**What you need to do:** Filter these entries down to lines holding "author".

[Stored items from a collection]
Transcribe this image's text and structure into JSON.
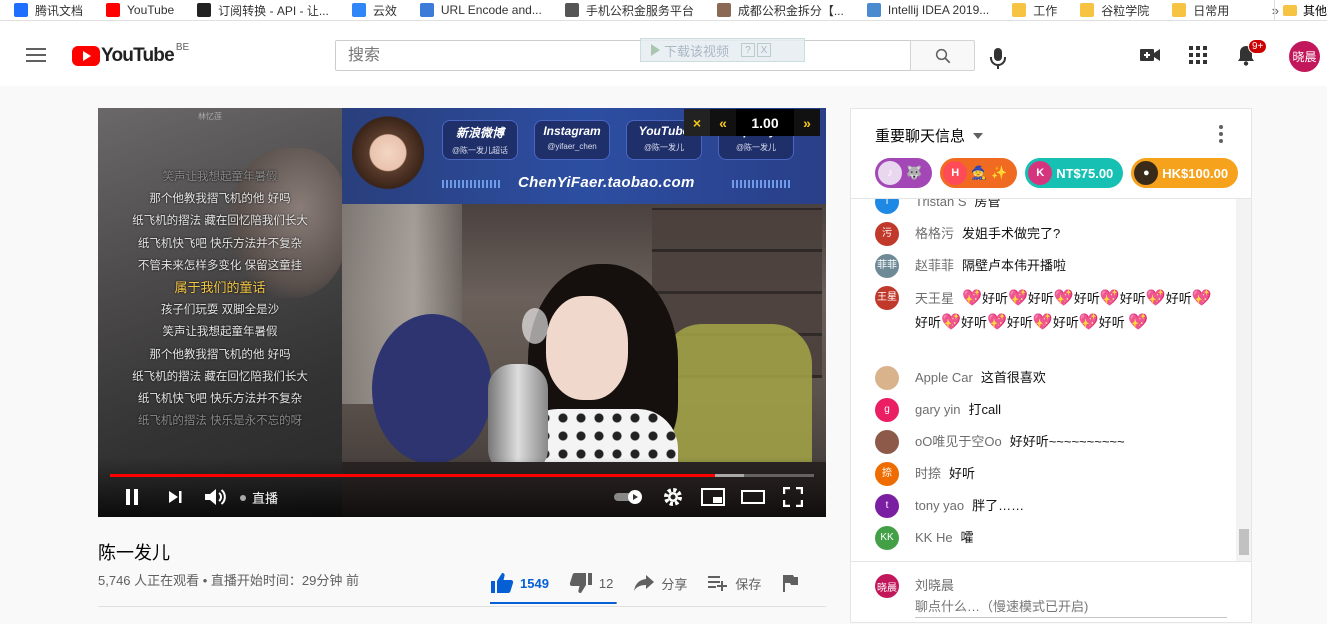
{
  "bookmarks": [
    {
      "label": "腾讯文档",
      "icon": "tencent-docs-icon",
      "color": "#1e6fff"
    },
    {
      "label": "YouTube",
      "icon": "youtube-icon",
      "color": "#ff0000"
    },
    {
      "label": "订阅转换 - API - 让...",
      "icon": "apple-icon",
      "color": "#222222"
    },
    {
      "label": "云效",
      "icon": "yunxiao-icon",
      "color": "#2f86f6"
    },
    {
      "label": "URL Encode and...",
      "icon": "url-icon",
      "color": "#3d7bd8"
    },
    {
      "label": "手机公积金服务平台",
      "icon": "globe-icon",
      "color": "#555555"
    },
    {
      "label": "成都公积金拆分【...",
      "icon": "person-icon",
      "color": "#8a6a55"
    },
    {
      "label": "Intellij IDEA 2019...",
      "icon": "map-pin-icon",
      "color": "#4a8bd0"
    },
    {
      "label": "工作",
      "icon": "folder-icon",
      "color": "#f6c343"
    },
    {
      "label": "谷粒学院",
      "icon": "folder-icon",
      "color": "#f6c343"
    },
    {
      "label": "日常用",
      "icon": "folder-icon",
      "color": "#f6c343"
    }
  ],
  "bookmarks_more": "»",
  "bookmarks_other": "其他",
  "logo": {
    "text": "YouTube",
    "region": "BE"
  },
  "search": {
    "placeholder": "搜索"
  },
  "download_tip": {
    "label": "下载该视频",
    "help": "?",
    "close": "X"
  },
  "notifications": {
    "badge": "9+"
  },
  "user": {
    "avatar_text": "晓晨",
    "name": "刘晓晨"
  },
  "player": {
    "speed": "1.00",
    "speed_close": "×",
    "speed_slower": "«",
    "speed_faster": "»",
    "live_label": "直播",
    "progress_played": 0.86,
    "progress_buffered": 0.9,
    "lyrics_header": "林忆莲",
    "lyrics": [
      {
        "text": "笑声让我想起童年暑假",
        "style": "dim"
      },
      {
        "text": "那个他教我摺飞机的他 好吗",
        "style": ""
      },
      {
        "text": "纸飞机的摺法 藏在回忆陪我们长大",
        "style": ""
      },
      {
        "text": "纸飞机快飞吧 快乐方法并不复杂",
        "style": ""
      },
      {
        "text": "不管未来怎样多变化 保留这童挂",
        "style": ""
      },
      {
        "text": "属于我们的童话",
        "style": "hl"
      },
      {
        "text": "孩子们玩耍 双脚全是沙",
        "style": ""
      },
      {
        "text": "笑声让我想起童年暑假",
        "style": ""
      },
      {
        "text": "那个他教我摺飞机的他 好吗",
        "style": ""
      },
      {
        "text": "纸飞机的摺法 藏在回忆陪我们长大",
        "style": ""
      },
      {
        "text": "纸飞机快飞吧 快乐方法并不复杂",
        "style": ""
      },
      {
        "text": "纸飞机的摺法 快乐是永不忘的呀",
        "style": "dim"
      }
    ],
    "banner": {
      "socials": [
        {
          "title": "新浪微博",
          "sub": "@陈一发儿超话"
        },
        {
          "title": "Instagram",
          "sub": "@yifaer_chen"
        },
        {
          "title": "YouTube",
          "sub": "@陈一发儿"
        },
        {
          "title": "Spotify",
          "sub": "@陈一发儿"
        }
      ],
      "shop": "ChenYiFaer.taobao.com"
    }
  },
  "video": {
    "title": "陈一发儿",
    "meta": "5,746 人正在观看 • 直播开始时间：29分钟 前",
    "likes": "1549",
    "dislikes": "12",
    "share": "分享",
    "save": "保存",
    "like_ratio": 0.992
  },
  "chat": {
    "title": "重要聊天信息",
    "tickers": [
      {
        "label": "",
        "color": "#a347b6",
        "avatar_color": "#e8d7ef",
        "avatar_text": "♪",
        "extra": "🐺"
      },
      {
        "label": "",
        "color": "#f06a22",
        "avatar_color": "#ff4b58",
        "avatar_text": "H",
        "extra": "🧙 ✨"
      },
      {
        "label": "NT$75.00",
        "color": "#16c1b3",
        "avatar_color": "#d6357e",
        "avatar_text": "K",
        "extra": ""
      },
      {
        "label": "HK$100.00",
        "color": "#f6a21c",
        "avatar_color": "#3a2a1a",
        "avatar_text": "●",
        "extra": ""
      }
    ],
    "messages": [
      {
        "author": "Tristan S",
        "text": "房管",
        "avatar_text": "T",
        "avatar_color": "#1e88e5"
      },
      {
        "author": "格格污",
        "text": "发姐手术做完了?",
        "avatar_text": "污",
        "avatar_color": "#c0392b"
      },
      {
        "author": "赵菲菲",
        "text": "隔壁卢本伟开播啦",
        "avatar_text": "菲菲",
        "avatar_color": "#6d8a96"
      },
      {
        "author": "天王星",
        "text": "好听",
        "avatar_text": "王星",
        "avatar_color": "#c0392b",
        "repeat": 11
      },
      {
        "author": "Apple Car",
        "text": "这首很喜欢",
        "avatar_text": "",
        "avatar_color": "#d9b38c"
      },
      {
        "author": "gary yin",
        "text": "打call",
        "avatar_text": "g",
        "avatar_color": "#e91e63"
      },
      {
        "author": "oO唯见于空Oo",
        "text": "好好听~~~~~~~~~~",
        "avatar_text": "",
        "avatar_color": "#8d5a4a"
      },
      {
        "author": "时捺",
        "text": "好听",
        "avatar_text": "捺",
        "avatar_color": "#ef6c00"
      },
      {
        "author": "tony yao",
        "text": "胖了……",
        "avatar_text": "t",
        "avatar_color": "#7b1fa2"
      },
      {
        "author": "KK He",
        "text": "嚯",
        "avatar_text": "KK",
        "avatar_color": "#43a047"
      }
    ],
    "input_placeholder": "聊点什么…（慢速模式已开启)"
  }
}
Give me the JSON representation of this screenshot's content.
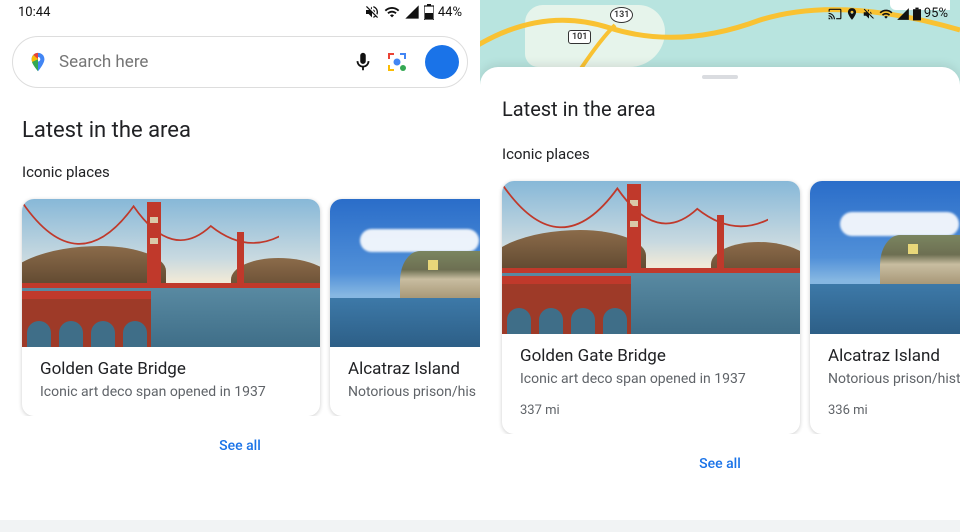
{
  "left": {
    "status": {
      "time": "10:44",
      "battery": "44%"
    },
    "search": {
      "placeholder": "Search here"
    },
    "section_title": "Latest in the area",
    "sub_title": "Iconic places",
    "cards": [
      {
        "name": "Golden Gate Bridge",
        "desc": "Iconic art deco span opened in 1937"
      },
      {
        "name": "Alcatraz Island",
        "desc": "Notorious prison/his"
      }
    ],
    "see_all": "See all"
  },
  "right": {
    "status": {
      "battery": "95%"
    },
    "map": {
      "shield1": "101",
      "shield2": "131"
    },
    "section_title": "Latest in the area",
    "sub_title": "Iconic places",
    "cards": [
      {
        "name": "Golden Gate Bridge",
        "desc": "Iconic art deco span opened in 1937",
        "dist": "337 mi"
      },
      {
        "name": "Alcatraz Island",
        "desc": "Notorious prison/hist",
        "dist": "336 mi"
      }
    ],
    "see_all": "See all"
  }
}
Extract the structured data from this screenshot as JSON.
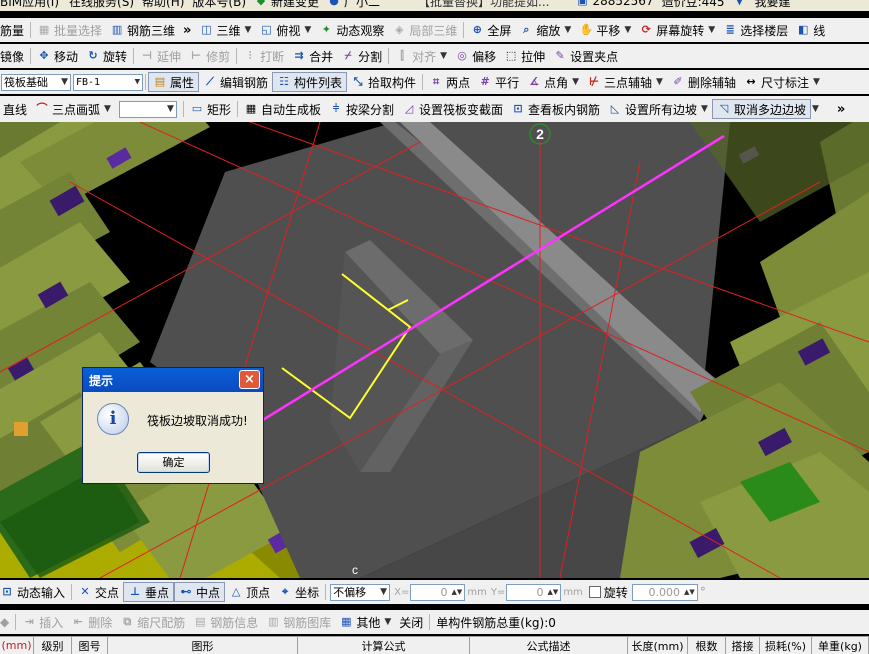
{
  "menubar": {
    "items": [
      "BIM应用(I)",
      "在线服务(S)",
      "帮助(H)",
      "版本号(B)",
      "新建变更",
      "广小二",
      "【批量替换】功能提如...",
      "28852567",
      "造价豆:445",
      "我要建"
    ]
  },
  "toolbar1": {
    "items": [
      "筋量",
      "批量选择",
      "钢筋三维",
      "三维",
      "俯视",
      "动态观察",
      "局部三维",
      "全屏",
      "缩放",
      "平移",
      "屏幕旋转",
      "选择楼层",
      "线"
    ]
  },
  "toolbar2": {
    "items": [
      "镜像",
      "移动",
      "旋转",
      "延伸",
      "修剪",
      "打断",
      "合并",
      "分割",
      "对齐",
      "偏移",
      "拉伸",
      "设置夹点"
    ]
  },
  "toolbar3": {
    "component_type": "筏板基础",
    "component_name": "FB-1",
    "items": [
      "属性",
      "编辑钢筋",
      "构件列表",
      "拾取构件",
      "两点",
      "平行",
      "点角",
      "三点辅轴",
      "删除辅轴",
      "尺寸标注"
    ]
  },
  "toolbar4": {
    "items": [
      "直线",
      "三点画弧",
      "矩形",
      "自动生成板",
      "按梁分割",
      "设置筏板变截面",
      "查看板内钢筋",
      "设置所有边坡",
      "取消多边边坡"
    ],
    "overflow": "»"
  },
  "viewport": {
    "axis_label": "2",
    "colors": {
      "bg": "#000000",
      "slab": "#5b5b5b",
      "edge": "#808080",
      "arrow": "#ff33ff",
      "grid": "#e02020",
      "rebar": "#ffff30"
    }
  },
  "dialog": {
    "title": "提示",
    "message": "筏板边坡取消成功!",
    "ok_label": "确定",
    "close": "×"
  },
  "snapbar": {
    "items": [
      "动态输入",
      "交点",
      "垂点",
      "中点",
      "顶点",
      "坐标"
    ],
    "offset_mode": "不偏移",
    "x_label": "X=",
    "x_value": "0",
    "x_unit": "mm",
    "y_label": "Y=",
    "y_value": "0",
    "y_unit": "mm",
    "rotate_label": "旋转",
    "rotate_value": "0.000",
    "rotate_unit": "°"
  },
  "rebarbar": {
    "items": [
      "插入",
      "删除",
      "缩尺配筋",
      "钢筋信息",
      "钢筋图库",
      "其他",
      "关闭"
    ],
    "total_weight": "单构件钢筋总重(kg):0"
  },
  "table": {
    "headers": [
      "(mm)",
      "级别",
      "图号",
      "图形",
      "计算公式",
      "公式描述",
      "长度(mm)",
      "根数",
      "搭接",
      "损耗(%)",
      "单重(kg)"
    ]
  }
}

**Answer to the problem:**
        "author": "Tristan S",
        "author": "格格污",
        "author": "赵菲菲",
        "author": "天王星",
        "author": "Apple Car",
        "author": "gary yin",
        "author": "oO唯见于空Oo",
        "author": "时捺",
        "author": "tony yao",
        "author": "KK He",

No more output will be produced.